- Heat to boiling in 5-10 min; reduce heat to avoid foaming
as boiling begins. Reflux 60 min from onset of boil,
adjusting boiling to slow, even level.
- After about 30 min, wash down sides of beaker with
minimal amount of acid detergent solution. A wash bottle
is convenient for dispensing solution.
- Remove beaker, swirl, and filter through tared (step 2)
fritted glass crucible, using minimal vacuum. Police and
rinse the Berzelius beaker with boiling water while
inverted over the crucible to insure quantitative
transfer of all fiber particles into the crucible.
- Soak twice with boiling (95-100oC) water by breaking up
mat and filling crucible each time with vacuum off and
allowing to soak a minimum of 15 to 30 sec (2 min
recommended) after each wash. While filling the crucible

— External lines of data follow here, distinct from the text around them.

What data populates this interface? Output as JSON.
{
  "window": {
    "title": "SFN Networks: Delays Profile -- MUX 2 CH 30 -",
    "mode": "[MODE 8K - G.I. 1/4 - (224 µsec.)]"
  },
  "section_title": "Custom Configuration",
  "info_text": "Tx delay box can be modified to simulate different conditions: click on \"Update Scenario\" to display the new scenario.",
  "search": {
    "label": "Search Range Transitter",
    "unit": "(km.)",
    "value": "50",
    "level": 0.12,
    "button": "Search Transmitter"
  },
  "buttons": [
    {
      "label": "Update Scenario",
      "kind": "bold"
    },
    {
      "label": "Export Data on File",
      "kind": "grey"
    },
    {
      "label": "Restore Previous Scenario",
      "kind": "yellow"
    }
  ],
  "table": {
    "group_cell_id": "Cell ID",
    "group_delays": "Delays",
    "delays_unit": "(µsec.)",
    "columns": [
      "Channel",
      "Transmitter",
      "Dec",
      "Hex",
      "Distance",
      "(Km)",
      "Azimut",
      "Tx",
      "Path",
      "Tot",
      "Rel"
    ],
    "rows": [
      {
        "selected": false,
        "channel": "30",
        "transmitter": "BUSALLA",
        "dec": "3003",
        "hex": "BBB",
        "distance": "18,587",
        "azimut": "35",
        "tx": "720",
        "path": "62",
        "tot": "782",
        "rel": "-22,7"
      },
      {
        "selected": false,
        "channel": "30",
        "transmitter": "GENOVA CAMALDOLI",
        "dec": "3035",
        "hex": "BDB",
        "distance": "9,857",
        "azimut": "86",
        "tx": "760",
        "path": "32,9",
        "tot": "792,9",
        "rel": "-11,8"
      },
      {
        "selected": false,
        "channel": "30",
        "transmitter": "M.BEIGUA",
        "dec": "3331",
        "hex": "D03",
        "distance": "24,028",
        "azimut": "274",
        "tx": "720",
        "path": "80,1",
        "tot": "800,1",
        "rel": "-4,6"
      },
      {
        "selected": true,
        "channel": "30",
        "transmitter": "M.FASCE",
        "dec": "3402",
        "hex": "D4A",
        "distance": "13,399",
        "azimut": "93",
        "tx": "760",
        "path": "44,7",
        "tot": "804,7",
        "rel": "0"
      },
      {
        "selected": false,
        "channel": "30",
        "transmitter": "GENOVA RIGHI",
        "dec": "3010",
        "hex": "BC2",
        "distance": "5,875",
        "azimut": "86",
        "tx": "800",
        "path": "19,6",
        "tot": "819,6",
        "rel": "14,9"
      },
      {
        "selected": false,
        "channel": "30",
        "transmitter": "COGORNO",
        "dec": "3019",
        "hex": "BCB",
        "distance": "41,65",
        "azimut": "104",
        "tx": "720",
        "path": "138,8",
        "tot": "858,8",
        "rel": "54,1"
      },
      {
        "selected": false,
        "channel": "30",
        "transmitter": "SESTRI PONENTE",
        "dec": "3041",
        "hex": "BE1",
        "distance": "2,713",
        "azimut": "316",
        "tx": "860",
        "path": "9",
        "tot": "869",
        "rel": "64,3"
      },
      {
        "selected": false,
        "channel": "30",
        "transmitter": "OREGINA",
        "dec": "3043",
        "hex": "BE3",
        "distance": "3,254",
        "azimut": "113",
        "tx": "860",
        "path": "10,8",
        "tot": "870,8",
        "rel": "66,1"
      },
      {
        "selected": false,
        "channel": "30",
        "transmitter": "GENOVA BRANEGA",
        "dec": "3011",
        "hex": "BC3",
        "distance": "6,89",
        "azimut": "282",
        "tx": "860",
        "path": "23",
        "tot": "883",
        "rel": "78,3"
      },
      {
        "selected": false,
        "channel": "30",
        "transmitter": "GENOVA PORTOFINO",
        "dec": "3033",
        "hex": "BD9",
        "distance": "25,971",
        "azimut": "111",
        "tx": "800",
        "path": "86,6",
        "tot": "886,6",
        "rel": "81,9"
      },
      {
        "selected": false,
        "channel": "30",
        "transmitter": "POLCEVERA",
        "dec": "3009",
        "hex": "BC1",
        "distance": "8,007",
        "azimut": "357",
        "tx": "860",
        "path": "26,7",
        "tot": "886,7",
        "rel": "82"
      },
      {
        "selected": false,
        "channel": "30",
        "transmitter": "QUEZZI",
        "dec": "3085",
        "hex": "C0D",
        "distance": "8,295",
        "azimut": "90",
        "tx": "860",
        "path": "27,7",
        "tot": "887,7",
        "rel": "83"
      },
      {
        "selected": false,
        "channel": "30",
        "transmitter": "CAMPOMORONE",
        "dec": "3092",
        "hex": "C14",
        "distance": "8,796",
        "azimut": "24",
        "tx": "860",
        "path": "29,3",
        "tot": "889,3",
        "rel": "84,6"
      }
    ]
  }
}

with hot water or acetone, rinse the top edge and sides
to remove residual acid detergent.
- Rinse twice with 30-40 mL acetone by filling crucible
each time with vacuum off, allowing a minimum of 15 to 30

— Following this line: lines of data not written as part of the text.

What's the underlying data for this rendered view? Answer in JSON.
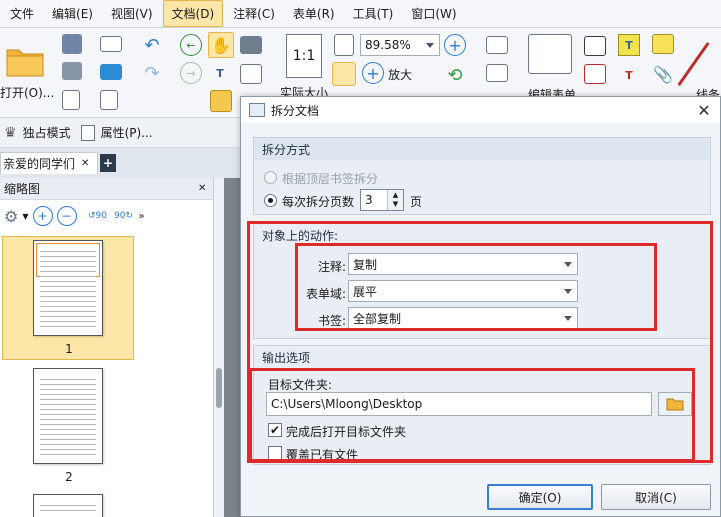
{
  "menubar": {
    "items": [
      "文件",
      "编辑(E)",
      "视图(V)",
      "文档(D)",
      "注释(C)",
      "表单(R)",
      "工具(T)",
      "窗口(W)"
    ],
    "active_index": 3
  },
  "ribbon": {
    "open_label": "打开(O)...",
    "zoom_value": "89.58%",
    "actual_size_label": "实际大小",
    "zoom_in_label": "放大",
    "edit_form_label": "编辑表单",
    "linestyle_label": "线条"
  },
  "modebar": {
    "exclusive_label": "独占模式",
    "properties_label": "属性(P)..."
  },
  "tabs": {
    "doc_tab_label": "亲爱的同学们"
  },
  "thumbnails": {
    "title": "缩略图",
    "pages": [
      "1",
      "2"
    ],
    "selected_index": 0
  },
  "dialog": {
    "title": "拆分文档",
    "split_method": {
      "heading": "拆分方式",
      "option_bookmarks": "根据顶层书签拆分",
      "option_pages": "每次拆分页数",
      "pages_value": "3",
      "pages_unit": "页",
      "selected": "pages"
    },
    "actions": {
      "heading": "对象上的动作:",
      "annotations_label": "注释:",
      "annotations_value": "复制",
      "formfields_label": "表单域:",
      "formfields_value": "展平",
      "bookmarks_label": "书签:",
      "bookmarks_value": "全部复制"
    },
    "output": {
      "heading": "输出选项",
      "folder_label": "目标文件夹:",
      "folder_value": "C:\\Users\\Mloong\\Desktop",
      "open_after_label": "完成后打开目标文件夹",
      "open_after_checked": true,
      "overwrite_label": "覆盖已有文件",
      "overwrite_checked": false
    },
    "ok_label": "确定(O)",
    "cancel_label": "取消(C)"
  },
  "colors": {
    "highlight_red": "#e02a2a",
    "menu_active": "#fde7a8",
    "thumb_selected": "#fde7a8"
  }
}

sec (2 min recommended) before vacuuming dry.
- Dry 3 hr or overnight in forced-air oven (100oC) and
weigh hot, recording weight (W3) to nearest 0.1 mg.
- Sulfuric acid for acid detergent fiber solution must be
standardized to be between 0.995 and 1.005 N. Variation
in normality outside of this range can result in low or
high ADF values.
- Timing of refluxing is critical and should not vary more
than 5 min from the 60 min described by the method.
- Acid must be thoroughly washed from the sample because it
will become concentrated when water is removed during
drying. The combination of strong sulfuric acid and high
temperature can char the sample and result in low ADF
values. If black discoloration occurs during drying,
repeat the analysis.
- Difficult filtration may result from plugging of the
fritted glass crucibles. Crucibles should be cleaned
regularly with acid or alkaline cleaning solution.
(Alkali cleaning will tend to deteriorate fritted disk
faster.) The filtration rate of crucibles should be as
uniform as possible for a given set of samples. To check
the filtration rate of crucibles, fill them with 50 mL of
distilled water and record the time required to drain
completely without vacuum. This should be about 180 sec.
If filtration takes more than 240 sec, crucibles need
cleaning. If cleaning does not improve the filtration
rate, the crucible should be discarded. If filtering
takes less than 120 sec, check crucible for cracks or
holes in the fritted disk. If filtering takes less than
100 sec, the crucible should be discarded.
- The proper vacuum is critical to good filtering. It
should be sufficient to remove the solutions rapidly but
not so great that fiber particles plug the fritted disk.
- Rinse water must be in excess of 95oC. This is
particularly true of samples containing pectic
substances, mucilages or glycoproteins.
Calculation: Percent Acid Detergent Fiber (ADF)
% ADF (DM basis) = (W3 - W1 / W2 X Lab DM /
100) X 100
- W1 = tare weight of crucible in grams
- W2 = initial sample weight in grams
- W3 = dry weight of crucible and dry fiber in grams
Include one or more quality control (QC) samples in each run,
choosing QC samples by matching analyte levels and matrices of QC
samples to the samples in the run. Include at least one set of
duplicates in each run if single determinations are being made.
An acceptable average standard deviation among replicated
analyses for acid detergent fiber ranges from about ±0.20 for
samples with 20% ADF to ±0.35 for samples with 40% ADF, which
results in warning limits (2s) ranging from ±0.40 to 0.70 and
control limits (3s) ranging from ±0.60 to 1.05. Plot the results
of the control sample(s) on an X-control chart and examine the
chart for trends. Results outside of upper or lower warning
limits, ±2s (95 percent confidence limits), are evidence of
possible problems with the analytical system. Results outside of
upper or lower control limits, ±3s (99 percent confidence
limits), indicate loss of control and results of the run should
be discarded. Two consecutive analyses falling on one side of the
mean between the warning limits and the control limits also
indicate loss of control.